Despite the oppressive men in her life--her abusive father and husband--as well as unabashed limitations regarding the role of women, Bryan ultimately achieved extraordinary literary accomplishments in New York and Atlanta. A story of celebrity amid scandal, success amid disaster, ambition amid despair, this book reintroduces to the world a courageous and creative talent who yearned to express herself while navigating the restrictive morals and conventions of Victorian society.

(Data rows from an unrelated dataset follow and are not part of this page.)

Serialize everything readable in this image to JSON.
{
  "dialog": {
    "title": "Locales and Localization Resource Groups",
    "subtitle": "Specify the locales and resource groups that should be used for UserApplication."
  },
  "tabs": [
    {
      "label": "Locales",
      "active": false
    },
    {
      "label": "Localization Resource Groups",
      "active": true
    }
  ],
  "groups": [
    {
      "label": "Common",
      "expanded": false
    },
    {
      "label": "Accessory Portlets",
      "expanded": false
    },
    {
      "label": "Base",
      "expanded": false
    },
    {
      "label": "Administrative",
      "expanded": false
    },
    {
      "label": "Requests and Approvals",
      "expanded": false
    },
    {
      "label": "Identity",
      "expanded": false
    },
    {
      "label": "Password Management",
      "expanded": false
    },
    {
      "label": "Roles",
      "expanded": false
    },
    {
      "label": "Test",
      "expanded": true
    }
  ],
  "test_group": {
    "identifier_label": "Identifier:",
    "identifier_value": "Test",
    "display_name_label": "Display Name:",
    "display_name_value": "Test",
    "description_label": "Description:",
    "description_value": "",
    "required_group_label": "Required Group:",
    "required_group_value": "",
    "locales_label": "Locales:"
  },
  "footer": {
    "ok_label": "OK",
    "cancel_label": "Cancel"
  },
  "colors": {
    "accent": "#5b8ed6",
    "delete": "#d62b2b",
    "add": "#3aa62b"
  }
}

Canter Brown Jr., retired professor of history and political science at Fort Valley State University, is the author of Florida's Peace River Frontier. Larry Eugene Rivers, professor of history at Valdosta State University and former president of Fort Valley State University, is the author of Slavery in Florida: Territorial Days to Emancipation. They are the coeditors of The Varieties of Women's Experiences: Portraits of Southern Women in the Post-Civil War Century.
Recovers one woman's story, interspersing selections of Cryan's writing with her biography and the history of Florida, Georgia, and Louisiana between the 1830s and the 1880s. . . . A pleasure to read.
--Journal of Southern History